Choose Your Words Wisely: Learn the rules to wording your invitation. Traditionally, whoever is hosting is listed first on the invitation. Customarily, you should spell everything out, including the time of the ceremony. On classic wedding invitations, there's always a request line after the host's name—something like "so and so request the honor of your presence." The wording can change as the hosting situation does, so make sure to double-check you've added everyone who should be included.
Nowadays couples tend to search for really unique wedding invitations. There are also a number of wedding invitation designers who provide this service. Yet a couple may want to have their own idea and concept for designing the wedding invitation. A question follows this notion will be "Is there any formula to generate these ideas?" The answer is yes and no. There is no such formula in the view of design.
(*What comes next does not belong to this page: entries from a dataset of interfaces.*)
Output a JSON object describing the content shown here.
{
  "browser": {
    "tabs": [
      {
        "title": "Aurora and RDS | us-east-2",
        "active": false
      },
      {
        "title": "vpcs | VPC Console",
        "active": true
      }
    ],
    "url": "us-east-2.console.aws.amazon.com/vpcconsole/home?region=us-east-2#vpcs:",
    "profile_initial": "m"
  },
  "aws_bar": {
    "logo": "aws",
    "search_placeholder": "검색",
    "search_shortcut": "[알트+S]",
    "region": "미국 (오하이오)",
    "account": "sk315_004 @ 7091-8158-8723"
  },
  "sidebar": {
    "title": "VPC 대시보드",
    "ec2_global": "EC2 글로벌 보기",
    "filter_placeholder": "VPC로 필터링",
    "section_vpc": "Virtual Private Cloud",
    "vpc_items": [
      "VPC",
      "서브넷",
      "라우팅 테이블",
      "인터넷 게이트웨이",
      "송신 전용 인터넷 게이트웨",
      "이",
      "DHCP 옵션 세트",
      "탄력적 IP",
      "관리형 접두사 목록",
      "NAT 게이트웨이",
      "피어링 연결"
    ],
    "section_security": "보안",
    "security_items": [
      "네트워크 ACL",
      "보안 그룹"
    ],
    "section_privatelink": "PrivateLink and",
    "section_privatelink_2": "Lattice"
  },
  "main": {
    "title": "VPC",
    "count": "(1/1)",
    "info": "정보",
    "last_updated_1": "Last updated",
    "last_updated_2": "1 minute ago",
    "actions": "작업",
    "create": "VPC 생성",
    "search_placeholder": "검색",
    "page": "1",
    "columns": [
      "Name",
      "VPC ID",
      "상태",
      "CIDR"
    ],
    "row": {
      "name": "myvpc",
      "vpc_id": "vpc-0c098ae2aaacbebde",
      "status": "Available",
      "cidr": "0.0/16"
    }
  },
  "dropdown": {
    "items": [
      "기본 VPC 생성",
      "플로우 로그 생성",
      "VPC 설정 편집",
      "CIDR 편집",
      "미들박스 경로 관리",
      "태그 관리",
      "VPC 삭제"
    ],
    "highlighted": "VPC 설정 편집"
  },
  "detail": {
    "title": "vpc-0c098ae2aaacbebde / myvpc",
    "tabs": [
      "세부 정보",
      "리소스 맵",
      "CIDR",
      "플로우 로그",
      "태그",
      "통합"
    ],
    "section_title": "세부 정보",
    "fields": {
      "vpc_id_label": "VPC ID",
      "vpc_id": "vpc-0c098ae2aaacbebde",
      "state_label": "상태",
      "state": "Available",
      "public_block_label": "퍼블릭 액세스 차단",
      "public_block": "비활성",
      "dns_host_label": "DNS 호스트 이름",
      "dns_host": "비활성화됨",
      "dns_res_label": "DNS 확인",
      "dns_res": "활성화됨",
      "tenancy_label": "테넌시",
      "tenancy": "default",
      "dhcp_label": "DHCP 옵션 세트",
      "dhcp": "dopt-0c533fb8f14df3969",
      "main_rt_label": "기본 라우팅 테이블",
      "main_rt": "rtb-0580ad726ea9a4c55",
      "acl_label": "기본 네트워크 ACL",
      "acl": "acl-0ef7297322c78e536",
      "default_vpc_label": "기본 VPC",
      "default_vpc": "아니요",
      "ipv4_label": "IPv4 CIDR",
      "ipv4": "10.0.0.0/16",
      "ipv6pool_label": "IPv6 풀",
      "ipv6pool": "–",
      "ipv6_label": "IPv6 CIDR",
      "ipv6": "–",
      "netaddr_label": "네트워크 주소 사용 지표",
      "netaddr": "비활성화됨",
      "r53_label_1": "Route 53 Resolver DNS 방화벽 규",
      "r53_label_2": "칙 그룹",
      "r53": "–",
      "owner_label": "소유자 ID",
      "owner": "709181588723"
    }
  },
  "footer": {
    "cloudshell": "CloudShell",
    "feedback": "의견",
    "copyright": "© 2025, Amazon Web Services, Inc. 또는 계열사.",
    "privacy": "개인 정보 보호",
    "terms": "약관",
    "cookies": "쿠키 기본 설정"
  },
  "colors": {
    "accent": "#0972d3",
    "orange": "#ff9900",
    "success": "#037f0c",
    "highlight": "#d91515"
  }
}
However, there are some methodologies that we can follow to make a beautiful and unique wedding invitation. These methodologies are namely "Make it Grand", "Ready made Concepts" and "Do it abstract".
Count Your Households: You don't need an invitation for every guest. Take a look at your guest list and figure out how many houses need invitations before you give your stationer a number—you might be able to cut your order in half. Cohabiting couples get one invitation; for couples living apart, you can either send one invite to the guest you're closer with (and include both names on the inner and outer envelopes), or you can send out separate invitations. Families get one invitation (addressed to "The Smith Family," for example). The exceptions: Children who don't live at home (like college students) or anyone over 18 who lives at home should get their own invitation.
Put a Stamp on It: It may seem obvious, but it's easy to forget: If you want guests to mail back their reply cards, include stamped (and addressed) envelopes. That way they don't have to pay for the postage. Traditionally, the return envelopes should be addressed to whoever is hosting the wedding; however, if your parents are technically hosting, but you're keeping track of the guest list, you can use your address instead. And you can find customizable stamps to coordinate with your design at The Knot Shop. Tip: Rates do change from time to time, so check before you add those stamps to make sure you have adequate postage.
Any content, trademark’s, or other material that might be found on the Wood Invitation website that is not Wood Invitation’s property remains the copyright of its respective owner/s. In no way does Wood Invitation claim ownership or responsibility for such items, and you should seek legal consent for any use of such materials from its owner.
© Copyright 2018 Wood Invitation. All Rights Reserved.